If a rescue were required to close its doors, the need for which it is catering does not go away or diminish. Consequently, the pressure will only increase elsewhere in the sector.
Animal welfare charities are using the Government’s furlough scheme to avoid making their staff redundant. Through the Coronavirus Job Retention Scheme (CJRS), the Government will pay 80% of their salaries up to £2500 a month from March to June. 32% of ADCH members report that they have furloughed staff under this scheme.
While this is welcome, this can create issues for charities. Some of the conditionality applied to the Government’s Coronavirus Job Retention Scheme (CJRS) makes the scheme less flexible for charities. Many charities have expressed some concern both on the operability of the scheme and clarity about how and when payments will be received.
This lso the case for charity shops, which are a vital part of a charity’s financial make up yet cannot currently open. However, rents on premises must still be paid.
Many ADCH members reported difficulties in accessing Government grants and that the process was too complicated. In particular, some felt they were being penalised for having reserves, despite this being a requirement for charities. When asked what would help, one ADCH member responded calling for ‘unrestricted grants for core funding that enables grassroots organisations like ours to survive.’ This answer was typical of the feedback ADCH receives from its members. ADCH would appreciate the opportunity to discuss these experiences in more depth with the Government, to give further consideration as to how more unrestricted funding pots can be made available.

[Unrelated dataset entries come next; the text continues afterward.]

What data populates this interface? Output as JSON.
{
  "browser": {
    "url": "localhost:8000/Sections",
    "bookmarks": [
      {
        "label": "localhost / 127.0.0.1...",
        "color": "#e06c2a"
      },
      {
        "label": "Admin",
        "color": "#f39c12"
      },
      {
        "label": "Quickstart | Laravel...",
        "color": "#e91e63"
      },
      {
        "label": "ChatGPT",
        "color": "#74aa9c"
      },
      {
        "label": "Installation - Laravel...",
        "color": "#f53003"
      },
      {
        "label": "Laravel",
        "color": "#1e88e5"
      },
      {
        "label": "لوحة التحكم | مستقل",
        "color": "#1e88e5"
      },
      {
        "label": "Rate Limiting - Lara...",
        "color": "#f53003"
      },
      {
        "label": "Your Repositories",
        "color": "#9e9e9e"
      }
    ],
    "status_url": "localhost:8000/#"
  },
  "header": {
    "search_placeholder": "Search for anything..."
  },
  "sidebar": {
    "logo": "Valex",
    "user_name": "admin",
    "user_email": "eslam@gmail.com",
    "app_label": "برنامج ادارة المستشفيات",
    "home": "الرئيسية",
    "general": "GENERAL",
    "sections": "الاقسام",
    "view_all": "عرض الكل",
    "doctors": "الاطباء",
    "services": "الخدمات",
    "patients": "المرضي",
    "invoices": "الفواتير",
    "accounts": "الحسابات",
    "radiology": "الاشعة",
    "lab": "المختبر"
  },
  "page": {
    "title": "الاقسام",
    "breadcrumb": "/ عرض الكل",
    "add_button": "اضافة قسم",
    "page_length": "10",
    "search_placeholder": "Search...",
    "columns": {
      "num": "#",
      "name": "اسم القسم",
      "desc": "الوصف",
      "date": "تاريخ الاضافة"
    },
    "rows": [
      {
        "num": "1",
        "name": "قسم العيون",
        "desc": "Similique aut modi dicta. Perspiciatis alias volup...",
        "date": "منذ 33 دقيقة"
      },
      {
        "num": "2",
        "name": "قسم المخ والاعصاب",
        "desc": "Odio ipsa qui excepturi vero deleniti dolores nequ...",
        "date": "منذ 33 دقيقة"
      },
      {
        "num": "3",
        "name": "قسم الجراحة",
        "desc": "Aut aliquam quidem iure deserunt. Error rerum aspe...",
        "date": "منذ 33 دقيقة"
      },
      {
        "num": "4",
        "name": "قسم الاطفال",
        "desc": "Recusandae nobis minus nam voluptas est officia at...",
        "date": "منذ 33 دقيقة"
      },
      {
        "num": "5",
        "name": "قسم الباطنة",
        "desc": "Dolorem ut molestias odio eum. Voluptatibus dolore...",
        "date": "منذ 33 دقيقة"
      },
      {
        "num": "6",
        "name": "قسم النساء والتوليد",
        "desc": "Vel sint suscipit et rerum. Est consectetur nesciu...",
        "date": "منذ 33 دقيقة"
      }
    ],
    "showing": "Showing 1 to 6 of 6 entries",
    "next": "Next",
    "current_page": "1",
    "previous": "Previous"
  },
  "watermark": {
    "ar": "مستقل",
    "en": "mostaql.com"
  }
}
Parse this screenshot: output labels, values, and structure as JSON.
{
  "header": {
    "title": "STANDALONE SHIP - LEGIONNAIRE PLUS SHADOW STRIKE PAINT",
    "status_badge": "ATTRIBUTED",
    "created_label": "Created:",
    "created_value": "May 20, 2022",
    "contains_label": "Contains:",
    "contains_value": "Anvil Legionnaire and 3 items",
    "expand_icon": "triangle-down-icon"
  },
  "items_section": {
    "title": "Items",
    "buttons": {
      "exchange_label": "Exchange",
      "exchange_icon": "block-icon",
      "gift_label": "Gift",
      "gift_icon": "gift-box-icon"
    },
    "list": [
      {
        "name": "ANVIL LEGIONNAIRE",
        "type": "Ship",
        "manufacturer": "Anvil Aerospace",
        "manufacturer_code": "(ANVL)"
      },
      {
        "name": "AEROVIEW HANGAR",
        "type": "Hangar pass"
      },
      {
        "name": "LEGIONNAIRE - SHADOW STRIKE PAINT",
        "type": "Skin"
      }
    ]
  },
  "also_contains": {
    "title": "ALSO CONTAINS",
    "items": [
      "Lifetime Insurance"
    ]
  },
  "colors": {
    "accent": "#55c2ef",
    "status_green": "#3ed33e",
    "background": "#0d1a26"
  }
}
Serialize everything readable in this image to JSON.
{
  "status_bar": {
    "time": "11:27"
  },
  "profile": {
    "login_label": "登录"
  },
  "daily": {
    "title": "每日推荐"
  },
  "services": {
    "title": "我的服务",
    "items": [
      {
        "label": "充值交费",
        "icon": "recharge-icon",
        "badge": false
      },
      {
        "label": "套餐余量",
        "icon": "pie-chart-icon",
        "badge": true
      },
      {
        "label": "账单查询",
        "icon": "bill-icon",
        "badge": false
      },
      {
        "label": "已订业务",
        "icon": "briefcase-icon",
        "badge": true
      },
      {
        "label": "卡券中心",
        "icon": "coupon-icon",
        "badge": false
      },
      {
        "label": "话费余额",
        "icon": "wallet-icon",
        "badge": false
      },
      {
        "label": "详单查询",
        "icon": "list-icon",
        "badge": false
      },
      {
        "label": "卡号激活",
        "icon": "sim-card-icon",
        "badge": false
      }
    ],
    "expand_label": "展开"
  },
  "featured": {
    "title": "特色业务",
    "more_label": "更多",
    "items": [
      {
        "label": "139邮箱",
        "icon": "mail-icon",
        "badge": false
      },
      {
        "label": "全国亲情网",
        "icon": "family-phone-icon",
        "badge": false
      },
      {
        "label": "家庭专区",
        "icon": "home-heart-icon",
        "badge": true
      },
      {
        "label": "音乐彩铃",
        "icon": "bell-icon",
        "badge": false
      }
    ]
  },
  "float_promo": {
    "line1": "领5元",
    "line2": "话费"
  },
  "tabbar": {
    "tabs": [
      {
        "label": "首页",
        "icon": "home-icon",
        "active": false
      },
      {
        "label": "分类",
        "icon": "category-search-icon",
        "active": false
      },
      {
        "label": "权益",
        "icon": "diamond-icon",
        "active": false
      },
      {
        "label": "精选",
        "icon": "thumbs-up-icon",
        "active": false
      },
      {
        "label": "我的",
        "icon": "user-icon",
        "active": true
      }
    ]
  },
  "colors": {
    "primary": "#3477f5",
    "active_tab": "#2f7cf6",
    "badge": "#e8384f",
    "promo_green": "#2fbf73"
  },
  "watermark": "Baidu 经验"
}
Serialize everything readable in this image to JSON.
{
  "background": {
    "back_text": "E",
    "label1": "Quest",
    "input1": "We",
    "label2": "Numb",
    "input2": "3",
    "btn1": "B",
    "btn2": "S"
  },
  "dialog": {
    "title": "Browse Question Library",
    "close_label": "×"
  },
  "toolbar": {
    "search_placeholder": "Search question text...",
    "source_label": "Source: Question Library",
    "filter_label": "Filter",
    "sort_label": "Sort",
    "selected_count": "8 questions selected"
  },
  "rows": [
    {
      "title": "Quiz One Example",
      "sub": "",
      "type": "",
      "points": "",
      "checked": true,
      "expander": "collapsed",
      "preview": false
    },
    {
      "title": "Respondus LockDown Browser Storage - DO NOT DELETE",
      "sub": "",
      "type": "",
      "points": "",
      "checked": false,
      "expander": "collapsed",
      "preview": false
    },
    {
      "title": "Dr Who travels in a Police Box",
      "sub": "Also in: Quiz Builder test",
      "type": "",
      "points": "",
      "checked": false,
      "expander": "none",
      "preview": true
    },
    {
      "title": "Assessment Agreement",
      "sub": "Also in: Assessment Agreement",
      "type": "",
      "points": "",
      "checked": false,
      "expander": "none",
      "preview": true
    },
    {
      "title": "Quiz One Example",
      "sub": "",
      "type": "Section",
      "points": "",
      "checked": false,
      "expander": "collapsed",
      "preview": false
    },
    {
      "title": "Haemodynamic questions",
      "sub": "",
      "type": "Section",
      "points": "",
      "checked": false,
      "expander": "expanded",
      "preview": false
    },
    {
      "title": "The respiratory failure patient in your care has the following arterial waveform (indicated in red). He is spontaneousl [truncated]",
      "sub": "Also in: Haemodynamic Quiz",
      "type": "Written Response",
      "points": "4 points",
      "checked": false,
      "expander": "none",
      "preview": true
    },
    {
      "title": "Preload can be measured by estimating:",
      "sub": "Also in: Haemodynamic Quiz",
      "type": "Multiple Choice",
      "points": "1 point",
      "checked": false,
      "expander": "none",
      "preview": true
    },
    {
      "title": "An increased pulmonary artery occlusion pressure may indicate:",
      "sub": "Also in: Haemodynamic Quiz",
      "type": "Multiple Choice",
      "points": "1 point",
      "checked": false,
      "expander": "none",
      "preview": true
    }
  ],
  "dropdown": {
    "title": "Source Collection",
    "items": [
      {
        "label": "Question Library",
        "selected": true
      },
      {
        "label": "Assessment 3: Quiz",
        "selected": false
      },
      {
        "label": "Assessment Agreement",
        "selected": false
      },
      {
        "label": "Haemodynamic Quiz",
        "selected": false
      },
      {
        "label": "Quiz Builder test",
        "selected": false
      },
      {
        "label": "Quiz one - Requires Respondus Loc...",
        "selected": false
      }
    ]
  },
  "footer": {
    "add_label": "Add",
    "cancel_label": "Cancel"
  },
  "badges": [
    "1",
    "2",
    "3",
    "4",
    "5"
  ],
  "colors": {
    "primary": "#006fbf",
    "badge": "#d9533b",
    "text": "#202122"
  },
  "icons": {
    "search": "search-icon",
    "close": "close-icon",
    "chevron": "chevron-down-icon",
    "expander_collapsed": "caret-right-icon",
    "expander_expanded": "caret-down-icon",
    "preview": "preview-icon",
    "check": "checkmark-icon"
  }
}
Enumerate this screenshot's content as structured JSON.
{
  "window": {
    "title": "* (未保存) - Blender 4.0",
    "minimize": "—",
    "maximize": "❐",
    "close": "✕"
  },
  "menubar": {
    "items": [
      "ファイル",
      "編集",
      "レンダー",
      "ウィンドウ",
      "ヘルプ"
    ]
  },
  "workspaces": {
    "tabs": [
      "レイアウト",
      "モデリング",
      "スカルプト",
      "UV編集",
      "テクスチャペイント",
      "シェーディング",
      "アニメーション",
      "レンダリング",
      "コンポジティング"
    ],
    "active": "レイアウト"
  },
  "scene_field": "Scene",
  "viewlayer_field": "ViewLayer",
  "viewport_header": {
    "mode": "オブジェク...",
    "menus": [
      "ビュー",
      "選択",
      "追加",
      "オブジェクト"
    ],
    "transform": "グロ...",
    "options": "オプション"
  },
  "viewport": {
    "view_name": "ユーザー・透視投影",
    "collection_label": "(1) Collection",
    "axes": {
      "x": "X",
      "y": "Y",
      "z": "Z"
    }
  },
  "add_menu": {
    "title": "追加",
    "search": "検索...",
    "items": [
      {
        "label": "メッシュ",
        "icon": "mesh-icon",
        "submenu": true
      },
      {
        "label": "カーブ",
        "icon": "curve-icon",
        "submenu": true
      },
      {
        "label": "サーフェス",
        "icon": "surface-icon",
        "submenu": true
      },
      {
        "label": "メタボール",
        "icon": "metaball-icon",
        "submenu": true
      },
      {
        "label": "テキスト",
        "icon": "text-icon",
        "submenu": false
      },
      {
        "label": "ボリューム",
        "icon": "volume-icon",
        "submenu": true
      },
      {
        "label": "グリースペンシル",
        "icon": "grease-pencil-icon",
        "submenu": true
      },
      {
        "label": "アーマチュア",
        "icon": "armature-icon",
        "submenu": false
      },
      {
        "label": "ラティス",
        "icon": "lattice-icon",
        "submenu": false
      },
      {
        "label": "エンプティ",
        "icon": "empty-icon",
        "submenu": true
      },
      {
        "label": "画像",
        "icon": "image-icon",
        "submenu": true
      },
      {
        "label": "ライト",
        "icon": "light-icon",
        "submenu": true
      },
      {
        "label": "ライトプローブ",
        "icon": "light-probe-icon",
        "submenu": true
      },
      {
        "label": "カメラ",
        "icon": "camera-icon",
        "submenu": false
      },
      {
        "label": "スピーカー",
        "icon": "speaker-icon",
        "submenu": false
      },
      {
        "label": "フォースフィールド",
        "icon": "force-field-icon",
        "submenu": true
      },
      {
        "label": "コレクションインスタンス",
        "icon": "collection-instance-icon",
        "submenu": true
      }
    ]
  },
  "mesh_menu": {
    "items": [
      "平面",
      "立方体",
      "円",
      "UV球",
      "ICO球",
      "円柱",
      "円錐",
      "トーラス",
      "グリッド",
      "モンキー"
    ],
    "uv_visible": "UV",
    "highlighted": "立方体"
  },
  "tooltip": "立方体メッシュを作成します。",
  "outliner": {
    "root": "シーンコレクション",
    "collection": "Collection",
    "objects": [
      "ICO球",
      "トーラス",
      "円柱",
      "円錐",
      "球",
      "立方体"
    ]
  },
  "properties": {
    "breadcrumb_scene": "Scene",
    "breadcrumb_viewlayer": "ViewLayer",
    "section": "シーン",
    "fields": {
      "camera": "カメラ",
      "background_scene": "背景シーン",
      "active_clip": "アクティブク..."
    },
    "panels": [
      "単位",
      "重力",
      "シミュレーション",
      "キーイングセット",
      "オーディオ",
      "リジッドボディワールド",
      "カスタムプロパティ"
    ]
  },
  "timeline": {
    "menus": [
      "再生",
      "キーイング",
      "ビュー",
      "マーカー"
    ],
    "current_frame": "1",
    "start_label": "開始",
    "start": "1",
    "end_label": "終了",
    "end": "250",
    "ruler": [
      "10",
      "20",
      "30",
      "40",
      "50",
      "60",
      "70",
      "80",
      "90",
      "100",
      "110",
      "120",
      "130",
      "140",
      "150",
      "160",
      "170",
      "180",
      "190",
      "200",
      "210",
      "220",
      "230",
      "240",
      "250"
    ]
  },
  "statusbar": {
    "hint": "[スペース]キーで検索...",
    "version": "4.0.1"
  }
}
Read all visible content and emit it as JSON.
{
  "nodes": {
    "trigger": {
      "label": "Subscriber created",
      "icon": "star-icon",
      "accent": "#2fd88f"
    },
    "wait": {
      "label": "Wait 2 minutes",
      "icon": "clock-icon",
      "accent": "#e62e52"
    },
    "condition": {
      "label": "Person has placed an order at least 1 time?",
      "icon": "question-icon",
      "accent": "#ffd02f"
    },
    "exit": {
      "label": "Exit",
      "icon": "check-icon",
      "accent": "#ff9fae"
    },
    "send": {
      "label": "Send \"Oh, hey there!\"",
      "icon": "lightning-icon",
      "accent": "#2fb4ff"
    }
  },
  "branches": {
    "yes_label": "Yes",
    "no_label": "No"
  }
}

In addition, some funds established for charities are not being crafted in a way that accounts for the realities of charitable sectors. When the Government announced its £750 million package for the charity sector, its focus was on community organisations. Many ADCH members provide support for their communities through animal care and outreach. The Minister for Digital, Culture, Media and Sport also said charities that address loneliness should also be prioritised. Many animal welfare charities tackle loneliness through contact with animals, providing comfort to isolated members of society.
ADCH would welcome clearer insight into the decision-making processes for these grants to prevent charities from feeling disenfranchised unintentionally for Government support.
Like many organisations in the current situation, ADCH members are concerned about the future and uncertain about the present. They need clear, sustained and timely information and guidance to navigate the crisis as best they can, protecting their organisations from closure and ensuring the welfare of animals. This requirement will not end when people return to offices and schools reopen – an open dialogue between rescue charities and Government is going to be essential long-term as the pressures on animal charities change.
One member commented that they needed, ‘clear, concise and accurate information. There is so much confusion around what is permitted.’
ADCH recommends that the Government remains open to responding to comments and enquiries from the animal welfare sector; as it has been thus far; which has been entirely welcome. It urges the Government to consider animal welfare when issuing guidance on lockdown procedures, advice for charities and impact on communities. ADCH encourages the Government to publicise any updates and engage with the sector whenever it requires information or feedback on relevant points; recognising that the financial pressures in particular on rescues are unlikely to diminish soon.